Data shown below:

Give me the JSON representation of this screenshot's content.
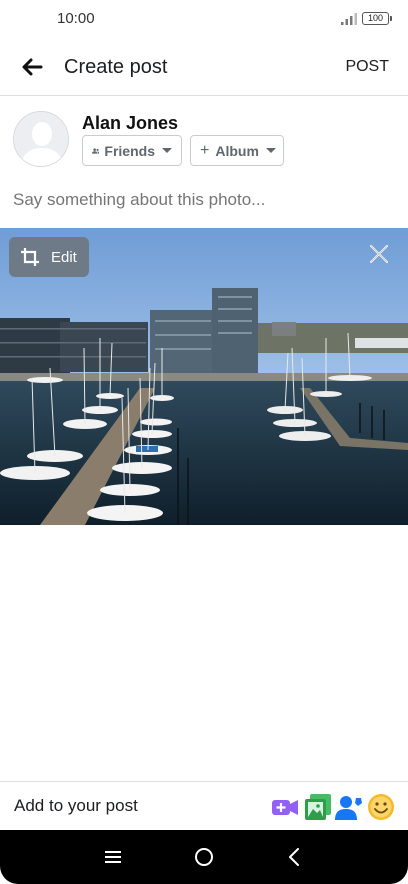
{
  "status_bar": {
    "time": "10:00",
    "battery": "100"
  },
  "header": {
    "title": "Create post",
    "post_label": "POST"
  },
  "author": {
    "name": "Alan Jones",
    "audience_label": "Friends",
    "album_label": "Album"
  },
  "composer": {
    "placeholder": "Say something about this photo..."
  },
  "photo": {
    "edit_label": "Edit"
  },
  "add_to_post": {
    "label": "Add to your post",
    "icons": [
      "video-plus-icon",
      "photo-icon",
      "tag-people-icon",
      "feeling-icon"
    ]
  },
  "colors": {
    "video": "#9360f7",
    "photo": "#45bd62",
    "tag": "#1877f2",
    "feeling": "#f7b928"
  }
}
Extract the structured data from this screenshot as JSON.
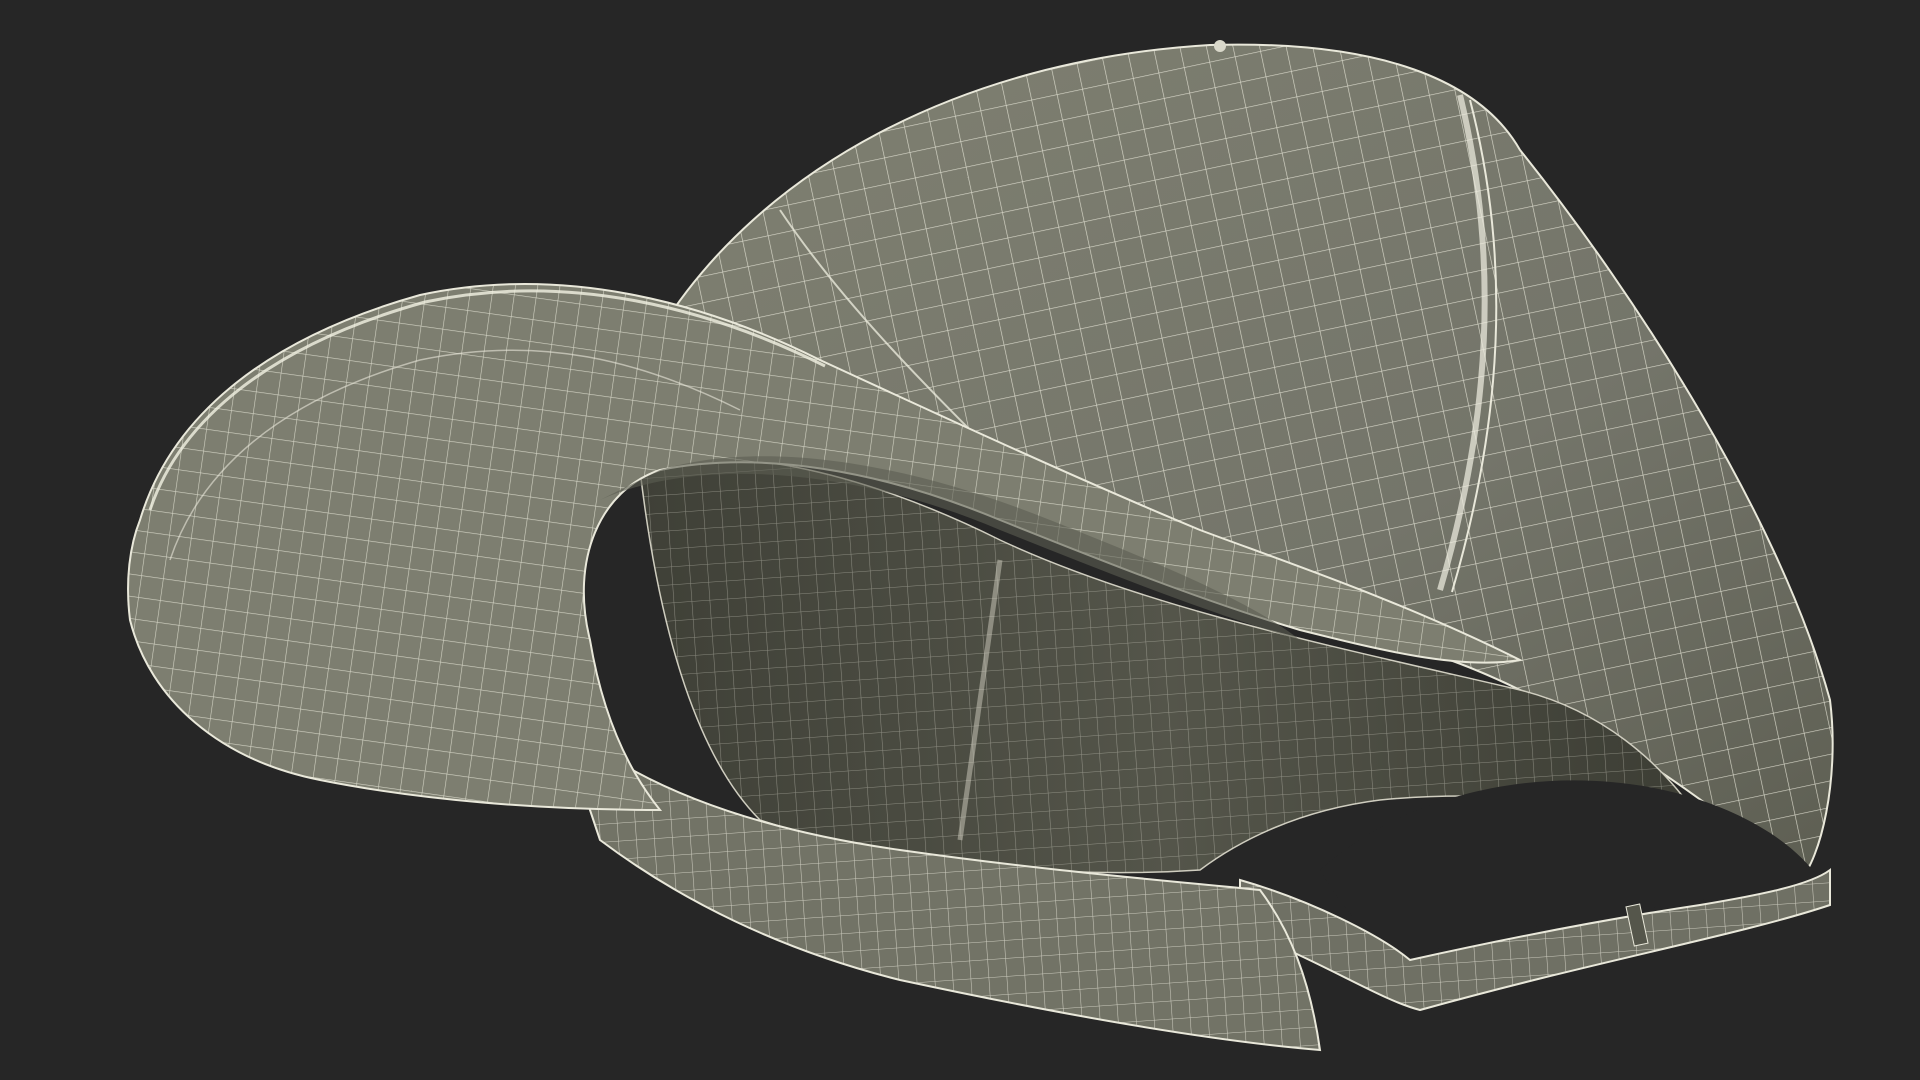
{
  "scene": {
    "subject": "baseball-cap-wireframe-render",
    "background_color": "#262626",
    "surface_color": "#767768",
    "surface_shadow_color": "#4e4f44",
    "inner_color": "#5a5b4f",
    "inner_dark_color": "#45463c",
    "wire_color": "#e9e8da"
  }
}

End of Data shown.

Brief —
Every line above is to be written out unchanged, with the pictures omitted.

Solved exercise —
Give me the JSON representation of this screenshot's content.
{
  "status_bar": {
    "time": "10:00",
    "battery": "100"
  },
  "header": {
    "title": "Create post",
    "post_label": "POST"
  },
  "author": {
    "name": "Alan Jones",
    "audience_label": "Friends",
    "album_label": "Album"
  },
  "composer": {
    "placeholder": "Say something about this photo..."
  },
  "photo": {
    "edit_label": "Edit"
  },
  "add_to_post": {
    "label": "Add to your post",
    "icons": [
      "video-plus-icon",
      "photo-icon",
      "tag-people-icon",
      "feeling-icon"
    ]
  },
  "colors": {
    "video": "#9360f7",
    "photo": "#45bd62",
    "tag": "#1877f2",
    "feeling": "#f7b928"
  }
}
Extract the structured data from this screenshot as JSON.
{
  "scene": {
    "subject": "baseball-cap-wireframe-render",
    "background_color": "#262626",
    "surface_color": "#767768",
    "surface_shadow_color": "#4e4f44",
    "inner_color": "#5a5b4f",
    "inner_dark_color": "#45463c",
    "wire_color": "#e9e8da"
  }
}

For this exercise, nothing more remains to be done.